» WHAT YOU ARE ASKED TO DO
Could you restate word for word every line from the one containing "Give me the" to the end of the data below, pictures excluded?

---------- RECORDS FOR PROCESSING

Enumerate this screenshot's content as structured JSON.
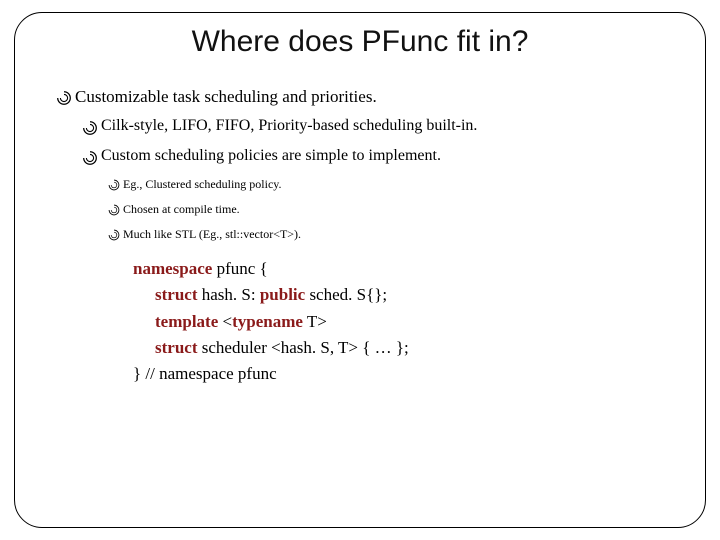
{
  "title": "Where does PFunc fit in?",
  "b0": "Customizable task scheduling and priorities.",
  "b1a": "Cilk-style, LIFO, FIFO, Priority-based scheduling built-in.",
  "b1b": "Custom scheduling policies are simple to implement.",
  "b2a": "Eg., Clustered scheduling policy.",
  "b2b": "Chosen at compile time.",
  "b2c": "Much like STL (Eg., stl::vector<T>).",
  "code": {
    "kw_namespace": "namespace",
    "ns_name": " pfunc {",
    "kw_struct1": "struct",
    "struct1_mid": " hash. S: ",
    "kw_public": "public",
    "struct1_end": " sched. S{};",
    "kw_template": "template",
    "tmpl_open": " <",
    "kw_typename": "typename",
    "tmpl_close": " T>",
    "kw_struct2": "struct",
    "struct2_end": " scheduler <hash. S, T> { … };",
    "close": "} // namespace pfunc"
  }
}
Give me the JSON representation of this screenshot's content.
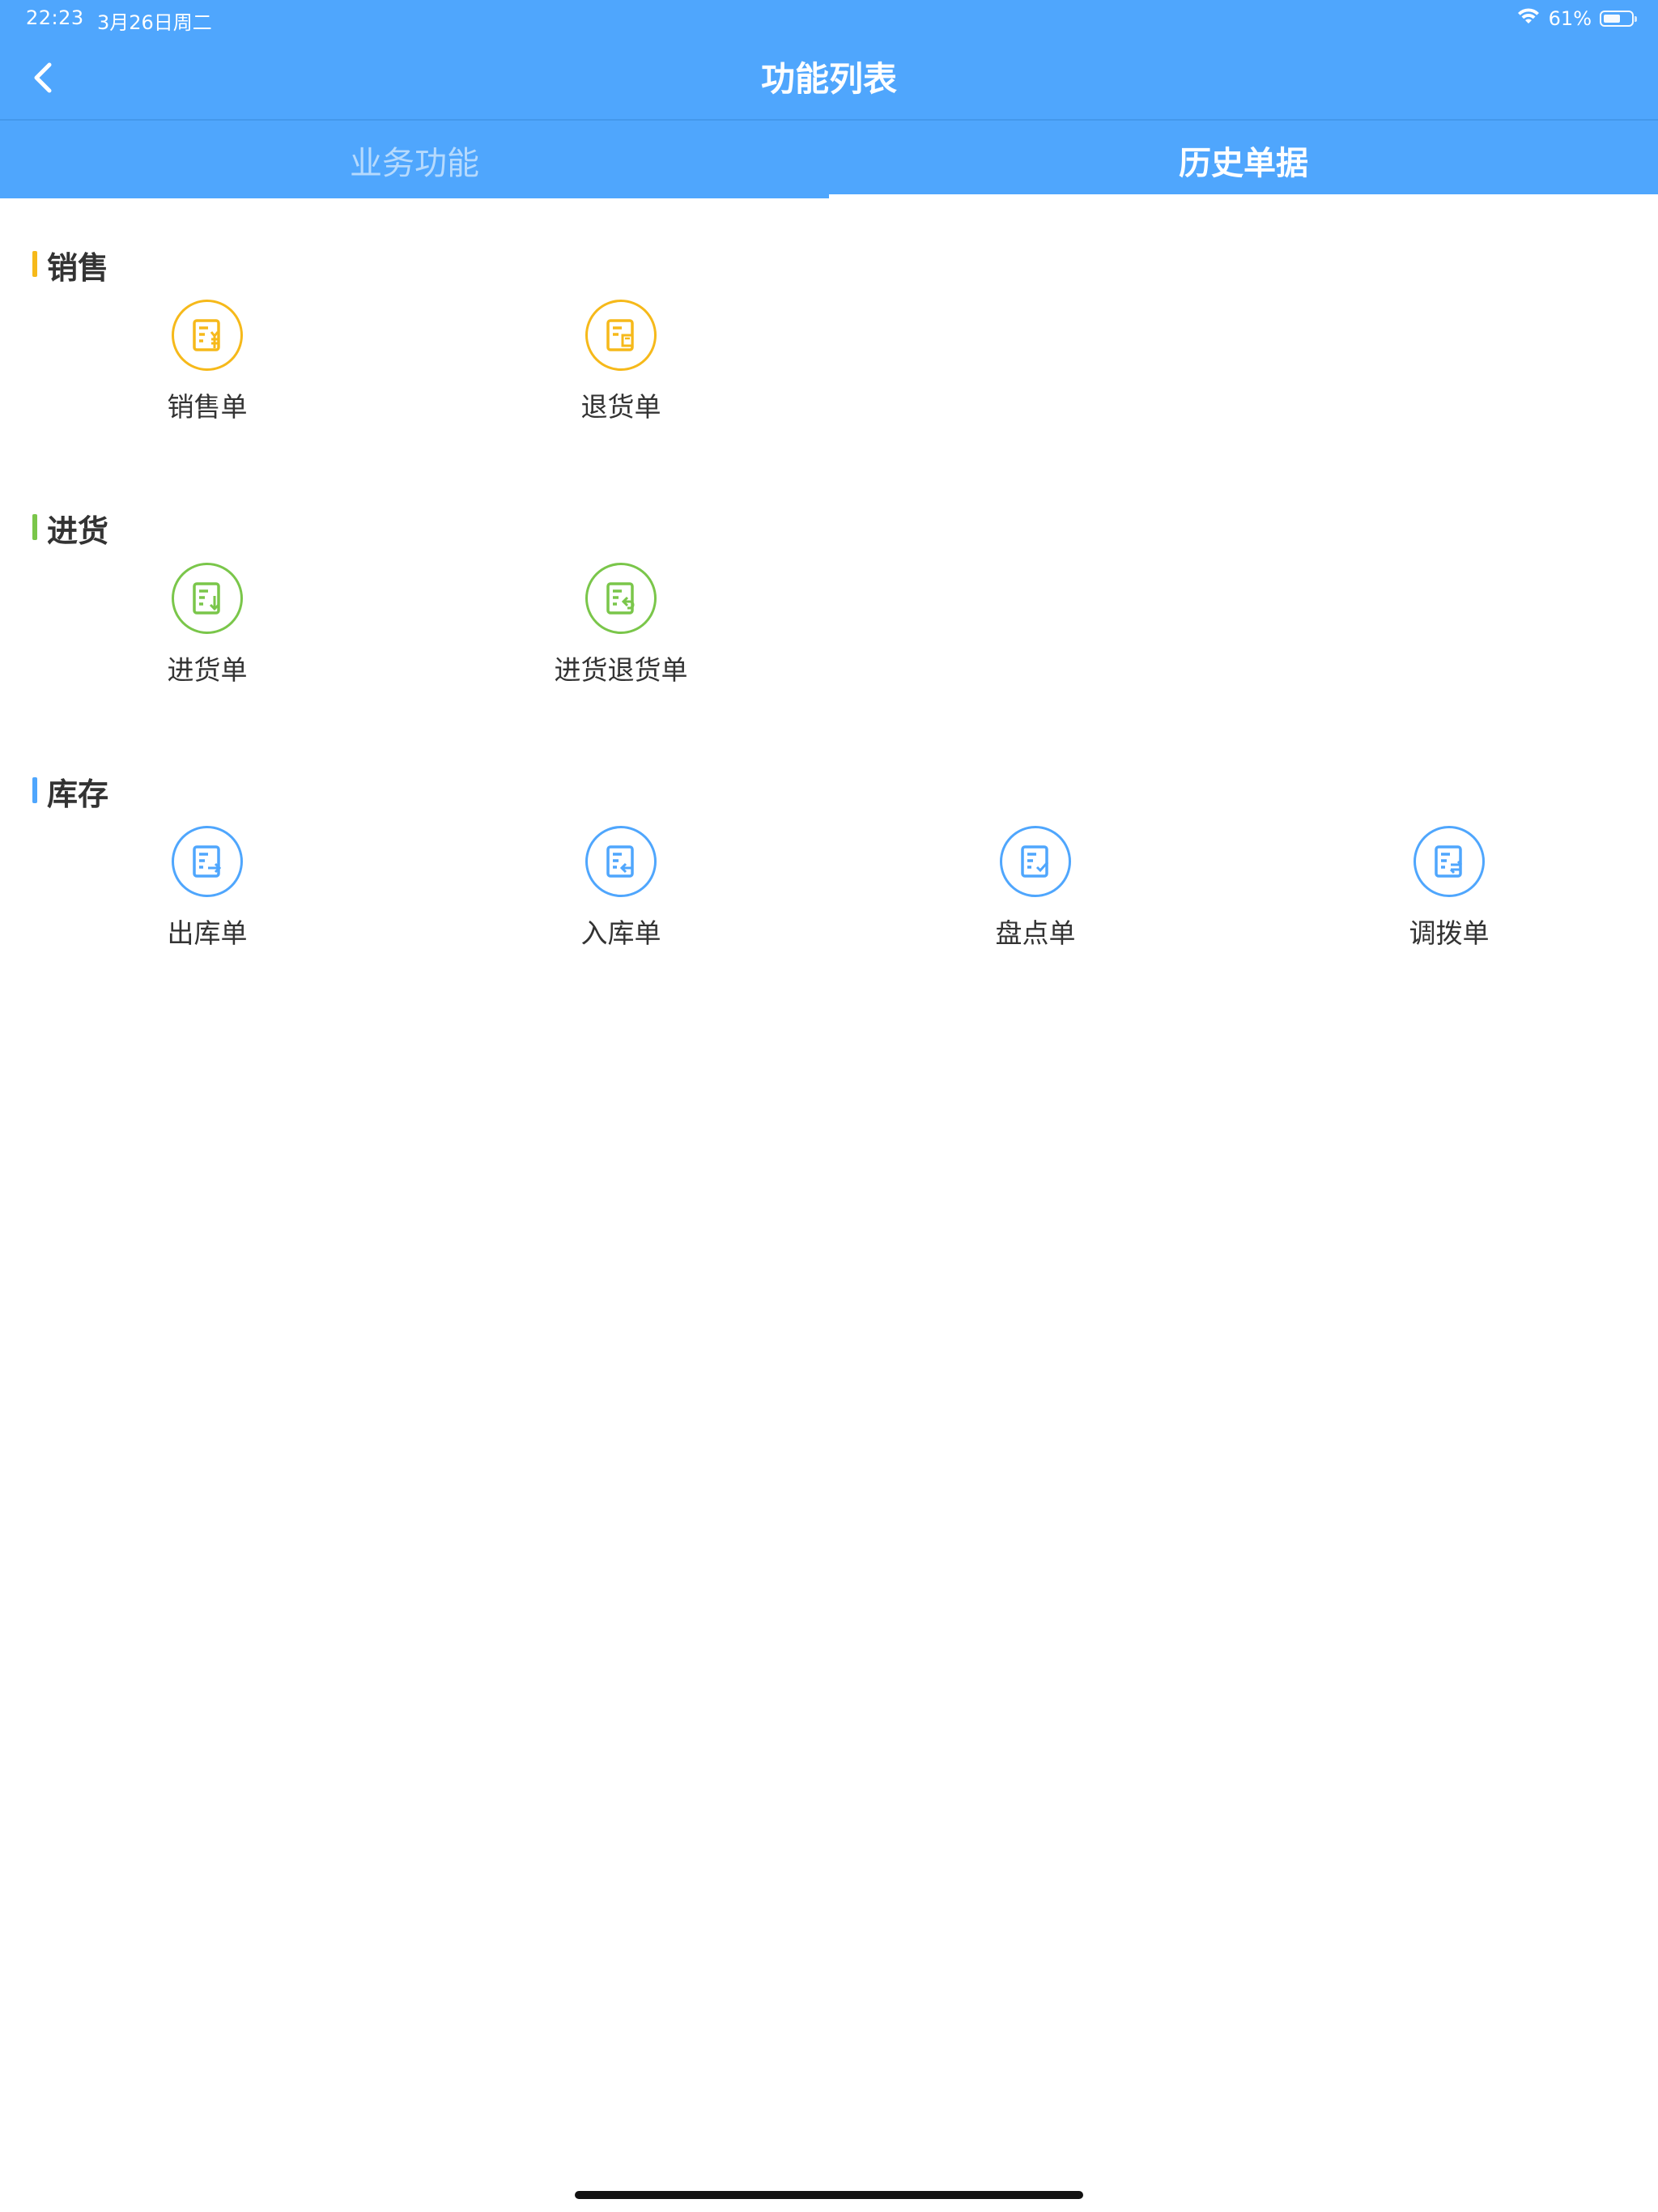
{
  "status_bar": {
    "time": "22:23",
    "date": "3月26日周二",
    "battery_text": "61%",
    "battery_level": 0.61
  },
  "nav": {
    "title": "功能列表",
    "back_icon": "chevron-left-icon"
  },
  "tabs": [
    {
      "label": "业务功能",
      "active": false
    },
    {
      "label": "历史单据",
      "active": true
    }
  ],
  "colors": {
    "primary": "#4fa6fd",
    "sales": "#f6b91a",
    "purchase": "#7ac64a",
    "inventory": "#4fa6fd"
  },
  "sections": [
    {
      "title": "销售",
      "items": [
        {
          "label": "销售单",
          "icon": "sales-order-icon"
        },
        {
          "label": "退货单",
          "icon": "return-order-icon"
        }
      ]
    },
    {
      "title": "进货",
      "items": [
        {
          "label": "进货单",
          "icon": "purchase-order-icon"
        },
        {
          "label": "进货退货单",
          "icon": "purchase-return-icon"
        }
      ]
    },
    {
      "title": "库存",
      "items": [
        {
          "label": "出库单",
          "icon": "stock-out-icon"
        },
        {
          "label": "入库单",
          "icon": "stock-in-icon"
        },
        {
          "label": "盘点单",
          "icon": "stocktake-icon"
        },
        {
          "label": "调拨单",
          "icon": "transfer-icon"
        }
      ]
    }
  ]
}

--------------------

» TASK OUTPUT
Give me the JSON representation of this screenshot's content.
{
  "status_bar": {
    "time": "22:23",
    "date": "3月26日周二",
    "battery_text": "61%",
    "battery_level": 0.61
  },
  "nav": {
    "title": "功能列表",
    "back_icon": "chevron-left-icon"
  },
  "tabs": [
    {
      "label": "业务功能",
      "active": false
    },
    {
      "label": "历史单据",
      "active": true
    }
  ],
  "colors": {
    "primary": "#4fa6fd",
    "sales": "#f6b91a",
    "purchase": "#7ac64a",
    "inventory": "#4fa6fd"
  },
  "sections": [
    {
      "title": "销售",
      "items": [
        {
          "label": "销售单",
          "icon": "sales-order-icon"
        },
        {
          "label": "退货单",
          "icon": "return-order-icon"
        }
      ]
    },
    {
      "title": "进货",
      "items": [
        {
          "label": "进货单",
          "icon": "purchase-order-icon"
        },
        {
          "label": "进货退货单",
          "icon": "purchase-return-icon"
        }
      ]
    },
    {
      "title": "库存",
      "items": [
        {
          "label": "出库单",
          "icon": "stock-out-icon"
        },
        {
          "label": "入库单",
          "icon": "stock-in-icon"
        },
        {
          "label": "盘点单",
          "icon": "stocktake-icon"
        },
        {
          "label": "调拨单",
          "icon": "transfer-icon"
        }
      ]
    }
  ]
}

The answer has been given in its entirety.